“Of those 13 members, three are members of the governor’s Cabinet, of which two are specifically designated based on their Cabinet position, leaving only one appointment where the governor has discretionary authority. Act No. 8348 diminishes the governor’s power of appointment as to the board by 93 percent,” read the filed court documents.

Though the argument made by the governor is about the power of appointment, Vialet said the goal of the legislation is only to, “increase the efficiency and overall qualifications of individuals who are able to serve on a district board.”

The court documents note the governor provided a transmittal letter communicating his veto of the original bill in which he said, “The Legislature was attempting to usurp and hamper the governor’s appointment power or impose direct legislative control over the departments, bureaus, agencies and other instrumentalities of the executive branch without the authority to do so.”

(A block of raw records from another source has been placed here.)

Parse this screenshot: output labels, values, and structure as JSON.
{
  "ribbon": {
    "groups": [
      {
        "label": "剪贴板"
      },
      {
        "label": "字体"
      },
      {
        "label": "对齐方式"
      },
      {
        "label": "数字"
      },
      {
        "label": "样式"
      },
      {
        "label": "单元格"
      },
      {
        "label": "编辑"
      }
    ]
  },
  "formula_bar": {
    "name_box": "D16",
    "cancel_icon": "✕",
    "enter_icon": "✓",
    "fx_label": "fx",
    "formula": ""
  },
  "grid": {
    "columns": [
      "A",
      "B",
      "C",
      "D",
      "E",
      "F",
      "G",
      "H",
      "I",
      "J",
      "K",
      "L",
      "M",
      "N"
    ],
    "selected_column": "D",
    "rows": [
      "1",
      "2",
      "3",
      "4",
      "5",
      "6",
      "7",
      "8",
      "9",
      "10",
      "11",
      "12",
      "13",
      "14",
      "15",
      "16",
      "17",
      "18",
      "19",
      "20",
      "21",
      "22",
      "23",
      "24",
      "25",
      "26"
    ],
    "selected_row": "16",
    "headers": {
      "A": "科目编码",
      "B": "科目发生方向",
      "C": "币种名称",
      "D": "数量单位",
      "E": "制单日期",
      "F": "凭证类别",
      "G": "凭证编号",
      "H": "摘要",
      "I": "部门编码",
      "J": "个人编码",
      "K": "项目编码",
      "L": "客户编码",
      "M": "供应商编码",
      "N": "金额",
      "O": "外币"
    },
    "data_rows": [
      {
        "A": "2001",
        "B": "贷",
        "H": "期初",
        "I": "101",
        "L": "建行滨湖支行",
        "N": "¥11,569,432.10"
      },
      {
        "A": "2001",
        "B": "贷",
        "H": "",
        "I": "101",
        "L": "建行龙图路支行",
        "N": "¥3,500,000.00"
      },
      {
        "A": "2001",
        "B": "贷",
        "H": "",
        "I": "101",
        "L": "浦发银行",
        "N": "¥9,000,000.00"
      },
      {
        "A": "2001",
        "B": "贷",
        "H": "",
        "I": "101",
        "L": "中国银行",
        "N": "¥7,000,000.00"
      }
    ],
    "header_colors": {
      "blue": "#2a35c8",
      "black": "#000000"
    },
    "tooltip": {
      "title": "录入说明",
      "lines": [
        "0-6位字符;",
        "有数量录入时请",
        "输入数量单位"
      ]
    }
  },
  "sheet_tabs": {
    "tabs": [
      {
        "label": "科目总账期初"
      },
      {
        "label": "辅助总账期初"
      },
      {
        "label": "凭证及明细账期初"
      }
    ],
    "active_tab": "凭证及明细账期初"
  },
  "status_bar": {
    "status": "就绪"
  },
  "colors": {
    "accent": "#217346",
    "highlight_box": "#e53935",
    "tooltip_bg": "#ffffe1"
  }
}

But Vialet said he does not agree with the governor’s assessment and added, “I am tired of individuals just being named to the board because they campaign for somebody.”

“This has nothing to do with this governor; this is overall. We have not had a fully complimented board for a number of years, since the last administration,” Vialet said. “You have individuals who are there because they campaign for a particular person and they did a good job, they are good with the governor,” he added. Vialet later emphasized he believes they should be named for the board because they bring expertise to the table.

When the Legislature overrode the governor’s veto, court documents allege senators disrupted the “status quo.”

“In blatant disregard for the Revised Organic Act, the Legislature ignored Governor Bryan’s admonishment and deliberately usurped his executive authority in violation of congressional mandates and legal precedent, thereby, exceeding its legislative authority, which encompasses the power to make laws, but not to enforce them or appoint, directly or indirectly, the agents charged with the duty of such enforcement,” the documents read.

By overriding the governor’s veto, the Legislature has been accused of removing the governor’s constitutional and organic power to control the development of the territory’s health care policy, “threatened havoc through the disruption of managerial control over the territorial health care system and failed to provide for a smooth and orderly transition of power.”

“We have to begin to move in the direction where our boards are a reflection of individuals who have some kind of area expertise needed for that particular board,” Vialet said. “I am hoping to do that with a number of the boards. Tried to do it with the WAPA board and it was vetoed. We want to strengthen the board for GERS … that is the direction I am moving in.”

Along with the civil complaint, the Bryan Administration filed a summons Jan. 28 to St. Croix District Governing Board Chairperson Olivine Treasure. Treasure must respond within 21 days from that date, which would make Feb. 18 the deadline.

Editor’s note: At Vialet’s request, we have eliminated part of a quote which he feels was unclear in meaning and added an update on what he meant to convey.